___ Information shown
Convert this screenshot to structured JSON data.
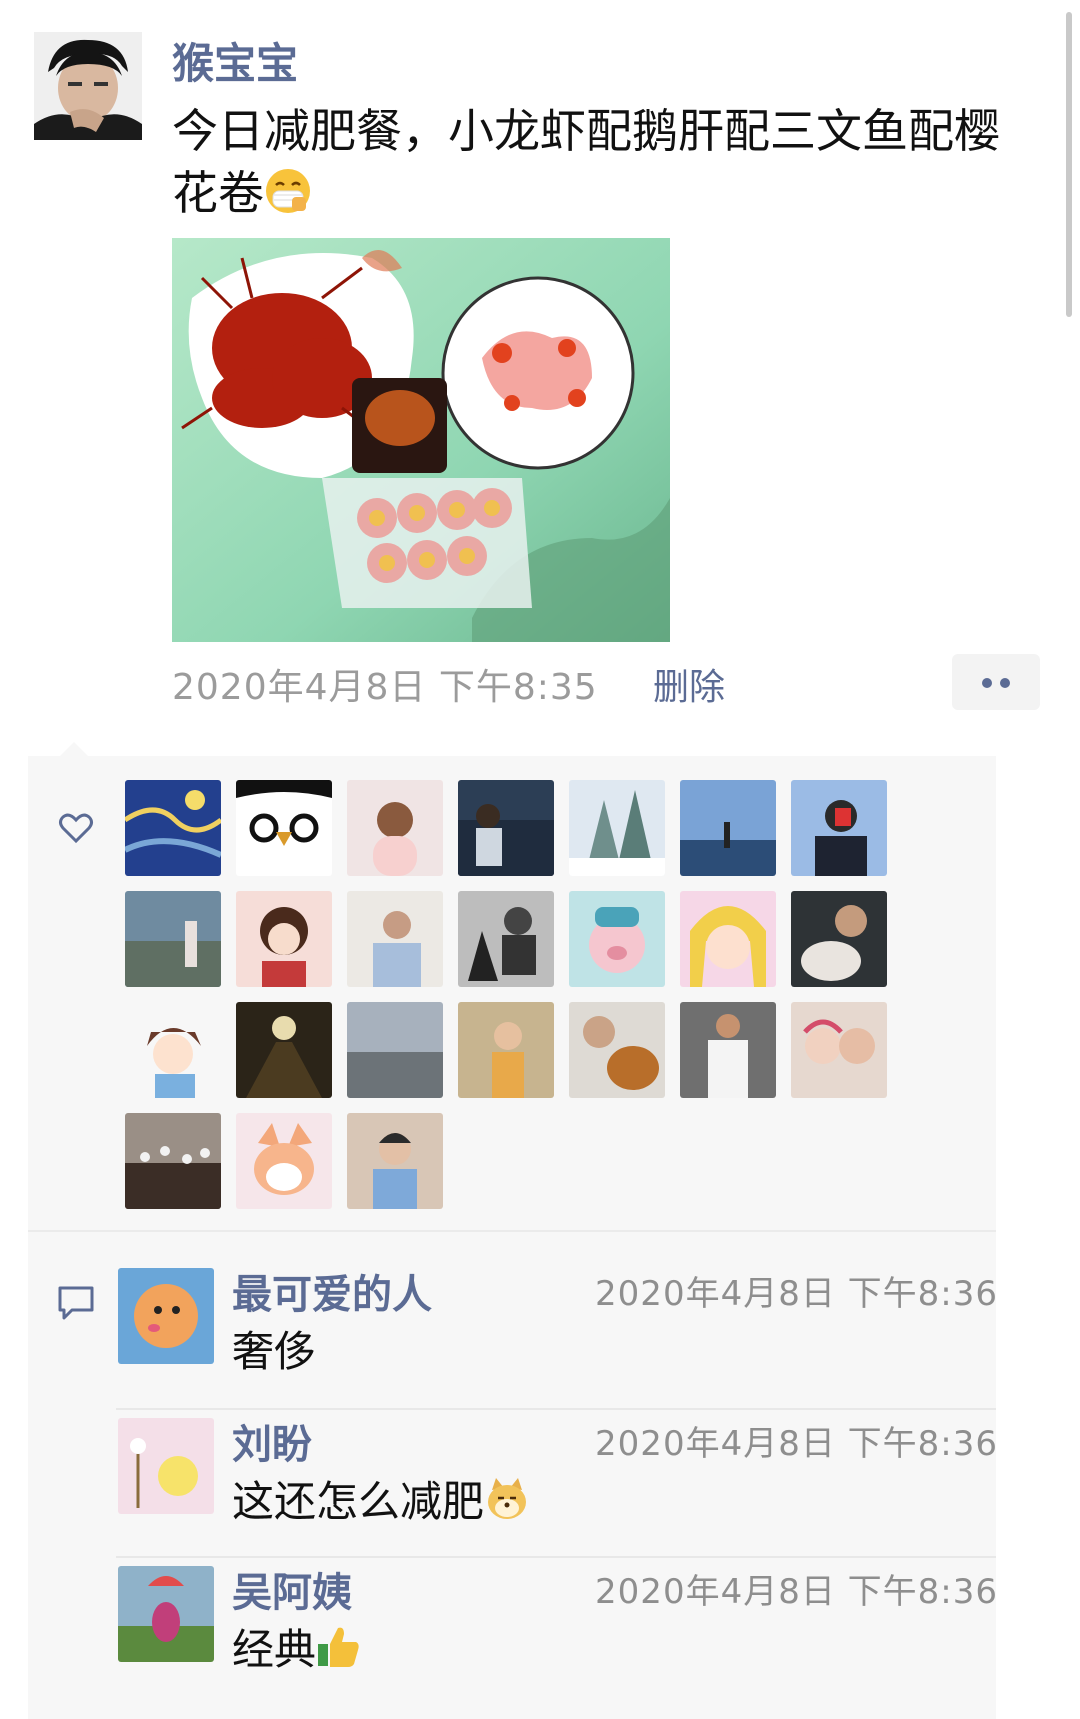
{
  "post": {
    "author": "猴宝宝",
    "text": "今日减肥餐，小龙虾配鹅肝配三文鱼配樱花卷",
    "text_emoji": "mask-face-emoji",
    "timestamp": "2020年4月8日 下午8:35",
    "delete_label": "删除",
    "more_icon": "more-dots-icon"
  },
  "likes": {
    "icon": "heart-icon",
    "count": 24
  },
  "comments_icon": "comment-icon",
  "comments": [
    {
      "name": "最可爱的人",
      "time": "2020年4月8日 下午8:36",
      "text": "奢侈",
      "emoji": ""
    },
    {
      "name": "刘盼",
      "time": "2020年4月8日 下午8:36",
      "text": "这还怎么减肥",
      "emoji": "doge-emoji"
    },
    {
      "name": "吴阿姨",
      "time": "2020年4月8日 下午8:36",
      "text": "经典",
      "emoji": "thumbs-up-emoji"
    }
  ],
  "colors": {
    "name_blue": "#5b6b94",
    "panel_bg": "#f7f7f7",
    "timestamp_gray": "#9b9b9b"
  }
}
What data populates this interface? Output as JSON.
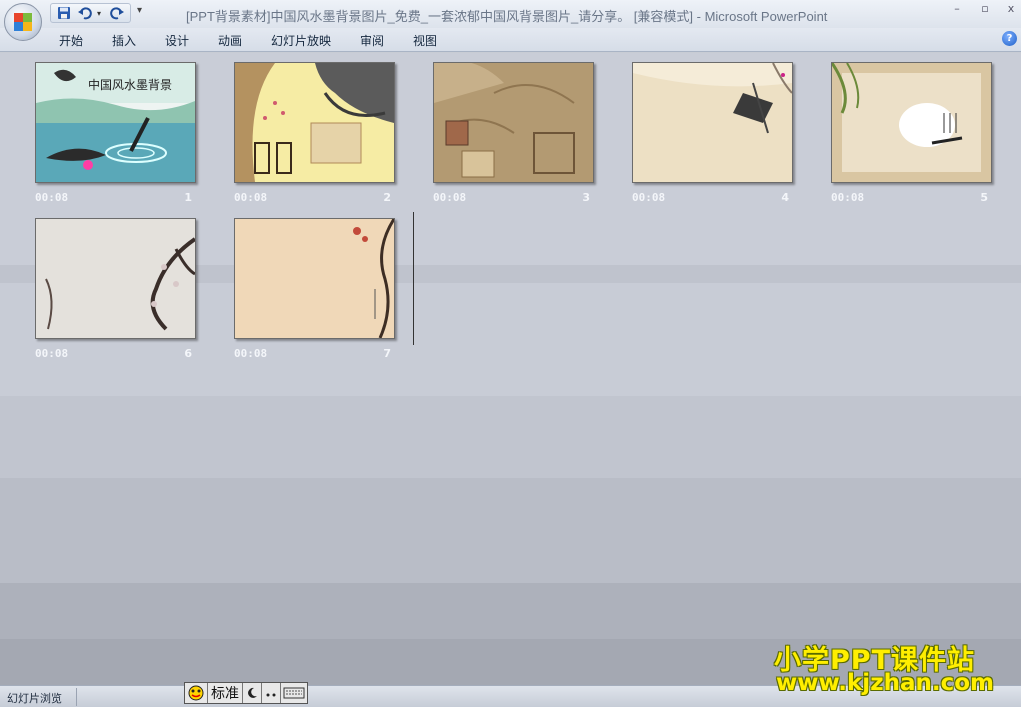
{
  "window": {
    "title": "[PPT背景素材]中国风水墨背景图片_免费_一套浓郁中国风背景图片_请分享。 [兼容模式] - Microsoft PowerPoint",
    "minimize": "–",
    "restore": "▫",
    "close": "x"
  },
  "quick_access": {
    "save_icon": "save-icon",
    "undo_icon": "undo-icon",
    "redo_icon": "redo-icon",
    "more": "▾"
  },
  "ribbon_tabs": [
    "开始",
    "插入",
    "设计",
    "动画",
    "幻灯片放映",
    "审阅",
    "视图"
  ],
  "help": "?",
  "slide_title_text": "中国风水墨背景",
  "slides": [
    {
      "time": "00:08",
      "number": "1"
    },
    {
      "time": "00:08",
      "number": "2"
    },
    {
      "time": "00:08",
      "number": "3"
    },
    {
      "time": "00:08",
      "number": "4"
    },
    {
      "time": "00:08",
      "number": "5"
    },
    {
      "time": "00:08",
      "number": "6"
    },
    {
      "time": "00:08",
      "number": "7"
    }
  ],
  "status": {
    "view_label": "幻灯片浏览"
  },
  "ime": {
    "mode": "标准",
    "icon": "ime-logo-icon"
  },
  "watermark": {
    "line1": "小学PPT课件站",
    "line2": "www.kjzhan.com"
  }
}
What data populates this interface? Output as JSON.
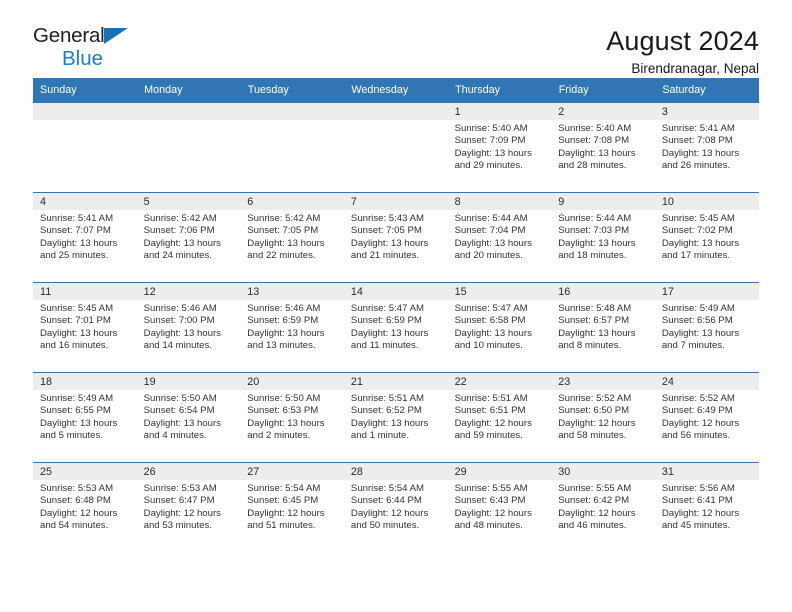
{
  "brand": {
    "line1": "General",
    "line2": "Blue",
    "flag_icon": "brand-flag-icon",
    "accent_color": "#1a6fb5"
  },
  "header": {
    "title": "August 2024",
    "subtitle": "Birendranagar, Nepal"
  },
  "theme": {
    "header_blue": "#3175b5",
    "cell_head_gray": "#ededed",
    "text": "#333333"
  },
  "weekday_headers": [
    "Sunday",
    "Monday",
    "Tuesday",
    "Wednesday",
    "Thursday",
    "Friday",
    "Saturday"
  ],
  "weeks": [
    [
      {
        "day": "",
        "sunrise": "",
        "sunset": "",
        "daylight1": "",
        "daylight2": ""
      },
      {
        "day": "",
        "sunrise": "",
        "sunset": "",
        "daylight1": "",
        "daylight2": ""
      },
      {
        "day": "",
        "sunrise": "",
        "sunset": "",
        "daylight1": "",
        "daylight2": ""
      },
      {
        "day": "",
        "sunrise": "",
        "sunset": "",
        "daylight1": "",
        "daylight2": ""
      },
      {
        "day": "1",
        "sunrise": "Sunrise: 5:40 AM",
        "sunset": "Sunset: 7:09 PM",
        "daylight1": "Daylight: 13 hours",
        "daylight2": "and 29 minutes."
      },
      {
        "day": "2",
        "sunrise": "Sunrise: 5:40 AM",
        "sunset": "Sunset: 7:08 PM",
        "daylight1": "Daylight: 13 hours",
        "daylight2": "and 28 minutes."
      },
      {
        "day": "3",
        "sunrise": "Sunrise: 5:41 AM",
        "sunset": "Sunset: 7:08 PM",
        "daylight1": "Daylight: 13 hours",
        "daylight2": "and 26 minutes."
      }
    ],
    [
      {
        "day": "4",
        "sunrise": "Sunrise: 5:41 AM",
        "sunset": "Sunset: 7:07 PM",
        "daylight1": "Daylight: 13 hours",
        "daylight2": "and 25 minutes."
      },
      {
        "day": "5",
        "sunrise": "Sunrise: 5:42 AM",
        "sunset": "Sunset: 7:06 PM",
        "daylight1": "Daylight: 13 hours",
        "daylight2": "and 24 minutes."
      },
      {
        "day": "6",
        "sunrise": "Sunrise: 5:42 AM",
        "sunset": "Sunset: 7:05 PM",
        "daylight1": "Daylight: 13 hours",
        "daylight2": "and 22 minutes."
      },
      {
        "day": "7",
        "sunrise": "Sunrise: 5:43 AM",
        "sunset": "Sunset: 7:05 PM",
        "daylight1": "Daylight: 13 hours",
        "daylight2": "and 21 minutes."
      },
      {
        "day": "8",
        "sunrise": "Sunrise: 5:44 AM",
        "sunset": "Sunset: 7:04 PM",
        "daylight1": "Daylight: 13 hours",
        "daylight2": "and 20 minutes."
      },
      {
        "day": "9",
        "sunrise": "Sunrise: 5:44 AM",
        "sunset": "Sunset: 7:03 PM",
        "daylight1": "Daylight: 13 hours",
        "daylight2": "and 18 minutes."
      },
      {
        "day": "10",
        "sunrise": "Sunrise: 5:45 AM",
        "sunset": "Sunset: 7:02 PM",
        "daylight1": "Daylight: 13 hours",
        "daylight2": "and 17 minutes."
      }
    ],
    [
      {
        "day": "11",
        "sunrise": "Sunrise: 5:45 AM",
        "sunset": "Sunset: 7:01 PM",
        "daylight1": "Daylight: 13 hours",
        "daylight2": "and 16 minutes."
      },
      {
        "day": "12",
        "sunrise": "Sunrise: 5:46 AM",
        "sunset": "Sunset: 7:00 PM",
        "daylight1": "Daylight: 13 hours",
        "daylight2": "and 14 minutes."
      },
      {
        "day": "13",
        "sunrise": "Sunrise: 5:46 AM",
        "sunset": "Sunset: 6:59 PM",
        "daylight1": "Daylight: 13 hours",
        "daylight2": "and 13 minutes."
      },
      {
        "day": "14",
        "sunrise": "Sunrise: 5:47 AM",
        "sunset": "Sunset: 6:59 PM",
        "daylight1": "Daylight: 13 hours",
        "daylight2": "and 11 minutes."
      },
      {
        "day": "15",
        "sunrise": "Sunrise: 5:47 AM",
        "sunset": "Sunset: 6:58 PM",
        "daylight1": "Daylight: 13 hours",
        "daylight2": "and 10 minutes."
      },
      {
        "day": "16",
        "sunrise": "Sunrise: 5:48 AM",
        "sunset": "Sunset: 6:57 PM",
        "daylight1": "Daylight: 13 hours",
        "daylight2": "and 8 minutes."
      },
      {
        "day": "17",
        "sunrise": "Sunrise: 5:49 AM",
        "sunset": "Sunset: 6:56 PM",
        "daylight1": "Daylight: 13 hours",
        "daylight2": "and 7 minutes."
      }
    ],
    [
      {
        "day": "18",
        "sunrise": "Sunrise: 5:49 AM",
        "sunset": "Sunset: 6:55 PM",
        "daylight1": "Daylight: 13 hours",
        "daylight2": "and 5 minutes."
      },
      {
        "day": "19",
        "sunrise": "Sunrise: 5:50 AM",
        "sunset": "Sunset: 6:54 PM",
        "daylight1": "Daylight: 13 hours",
        "daylight2": "and 4 minutes."
      },
      {
        "day": "20",
        "sunrise": "Sunrise: 5:50 AM",
        "sunset": "Sunset: 6:53 PM",
        "daylight1": "Daylight: 13 hours",
        "daylight2": "and 2 minutes."
      },
      {
        "day": "21",
        "sunrise": "Sunrise: 5:51 AM",
        "sunset": "Sunset: 6:52 PM",
        "daylight1": "Daylight: 13 hours",
        "daylight2": "and 1 minute."
      },
      {
        "day": "22",
        "sunrise": "Sunrise: 5:51 AM",
        "sunset": "Sunset: 6:51 PM",
        "daylight1": "Daylight: 12 hours",
        "daylight2": "and 59 minutes."
      },
      {
        "day": "23",
        "sunrise": "Sunrise: 5:52 AM",
        "sunset": "Sunset: 6:50 PM",
        "daylight1": "Daylight: 12 hours",
        "daylight2": "and 58 minutes."
      },
      {
        "day": "24",
        "sunrise": "Sunrise: 5:52 AM",
        "sunset": "Sunset: 6:49 PM",
        "daylight1": "Daylight: 12 hours",
        "daylight2": "and 56 minutes."
      }
    ],
    [
      {
        "day": "25",
        "sunrise": "Sunrise: 5:53 AM",
        "sunset": "Sunset: 6:48 PM",
        "daylight1": "Daylight: 12 hours",
        "daylight2": "and 54 minutes."
      },
      {
        "day": "26",
        "sunrise": "Sunrise: 5:53 AM",
        "sunset": "Sunset: 6:47 PM",
        "daylight1": "Daylight: 12 hours",
        "daylight2": "and 53 minutes."
      },
      {
        "day": "27",
        "sunrise": "Sunrise: 5:54 AM",
        "sunset": "Sunset: 6:45 PM",
        "daylight1": "Daylight: 12 hours",
        "daylight2": "and 51 minutes."
      },
      {
        "day": "28",
        "sunrise": "Sunrise: 5:54 AM",
        "sunset": "Sunset: 6:44 PM",
        "daylight1": "Daylight: 12 hours",
        "daylight2": "and 50 minutes."
      },
      {
        "day": "29",
        "sunrise": "Sunrise: 5:55 AM",
        "sunset": "Sunset: 6:43 PM",
        "daylight1": "Daylight: 12 hours",
        "daylight2": "and 48 minutes."
      },
      {
        "day": "30",
        "sunrise": "Sunrise: 5:55 AM",
        "sunset": "Sunset: 6:42 PM",
        "daylight1": "Daylight: 12 hours",
        "daylight2": "and 46 minutes."
      },
      {
        "day": "31",
        "sunrise": "Sunrise: 5:56 AM",
        "sunset": "Sunset: 6:41 PM",
        "daylight1": "Daylight: 12 hours",
        "daylight2": "and 45 minutes."
      }
    ]
  ]
}
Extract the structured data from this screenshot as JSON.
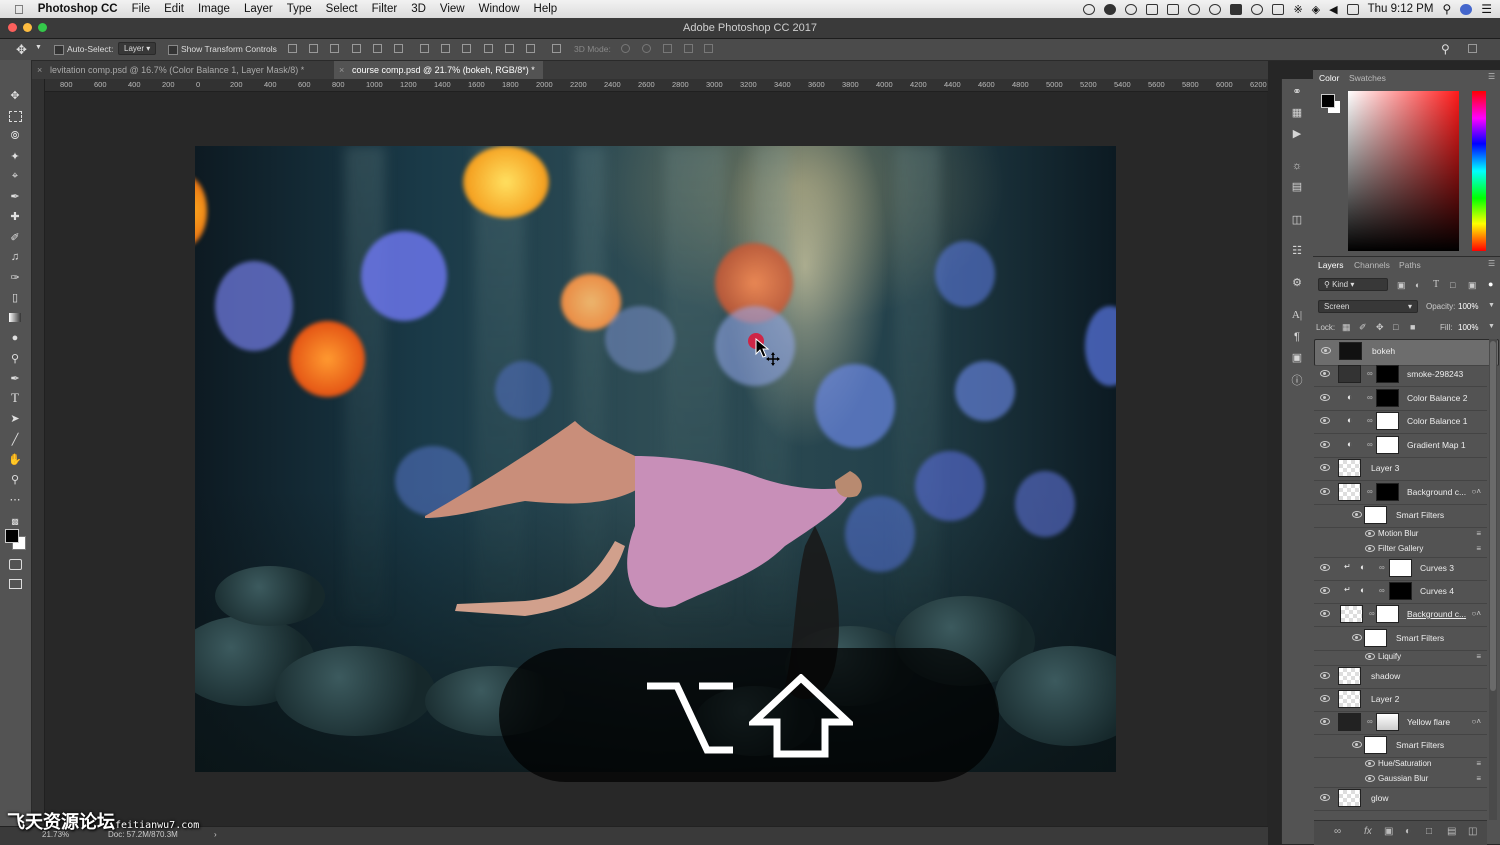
{
  "menubar": {
    "app_name": "Photoshop CC",
    "items": [
      "File",
      "Edit",
      "Image",
      "Layer",
      "Type",
      "Select",
      "Filter",
      "3D",
      "View",
      "Window",
      "Help"
    ],
    "clock": "Thu 9:12 PM"
  },
  "window": {
    "title": "Adobe Photoshop CC 2017"
  },
  "options": {
    "auto_select_label": "Auto-Select:",
    "auto_select_value": "Layer",
    "show_transform_label": "Show Transform Controls",
    "mode_3d_label": "3D Mode:"
  },
  "tabs": [
    {
      "label": "levitation comp.psd @ 16.7% (Color Balance 1, Layer Mask/8) *",
      "active": false
    },
    {
      "label": "course comp.psd @ 21.7% (bokeh, RGB/8*) *",
      "active": true
    }
  ],
  "ruler": {
    "ticks": [
      "800",
      "600",
      "400",
      "200",
      "0",
      "200",
      "400",
      "600",
      "800",
      "1000",
      "1200",
      "1400",
      "1600",
      "1800",
      "2000",
      "2200",
      "2400",
      "2600",
      "2800",
      "3000",
      "3200",
      "3400",
      "3600",
      "3800",
      "4000",
      "4200",
      "4400",
      "4600",
      "4800",
      "5000",
      "5200",
      "5400",
      "5600",
      "5800",
      "6000",
      "6200"
    ]
  },
  "overlay": {
    "keys": [
      "option-key-icon",
      "shift-key-icon"
    ]
  },
  "color_panel": {
    "tabs": [
      "Color",
      "Swatches"
    ],
    "foreground": "#000000",
    "background": "#ffffff"
  },
  "layers_panel": {
    "tabs": [
      "Layers",
      "Channels",
      "Paths"
    ],
    "filter_label": "Kind",
    "blend_mode": "Screen",
    "opacity_label": "Opacity:",
    "opacity_value": "100%",
    "lock_label": "Lock:",
    "fill_label": "Fill:",
    "fill_value": "100%",
    "layers": [
      {
        "name": "bokeh"
      },
      {
        "name": "smoke-298243"
      },
      {
        "name": "Color Balance 2"
      },
      {
        "name": "Color Balance 1"
      },
      {
        "name": "Gradient Map 1"
      },
      {
        "name": "Layer 3"
      },
      {
        "name": "Background c..."
      },
      {
        "name": "Smart Filters"
      },
      {
        "name": "Motion Blur"
      },
      {
        "name": "Filter Gallery"
      },
      {
        "name": "Curves 3"
      },
      {
        "name": "Curves 4"
      },
      {
        "name": "Background c..."
      },
      {
        "name": "Smart Filters"
      },
      {
        "name": "Liquify"
      },
      {
        "name": "shadow"
      },
      {
        "name": "Layer 2"
      },
      {
        "name": "Yellow flare"
      },
      {
        "name": "Smart Filters"
      },
      {
        "name": "Hue/Saturation"
      },
      {
        "name": "Gaussian Blur"
      },
      {
        "name": "glow"
      }
    ]
  },
  "status": {
    "zoom": "21.73%",
    "doc": "Doc: 57.2M/870.3M"
  },
  "watermark": {
    "text": "飞天资源论坛",
    "url": "feitianwu7.com"
  }
}
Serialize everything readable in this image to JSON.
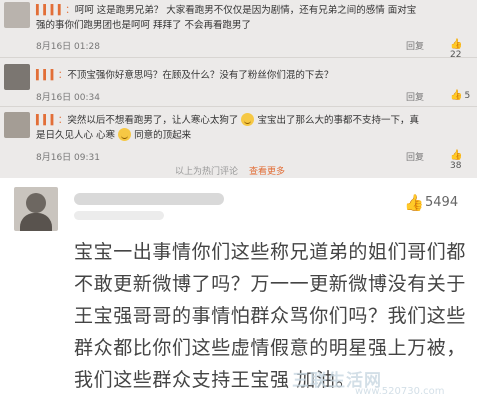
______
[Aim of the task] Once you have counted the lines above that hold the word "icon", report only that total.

[Answer below] 10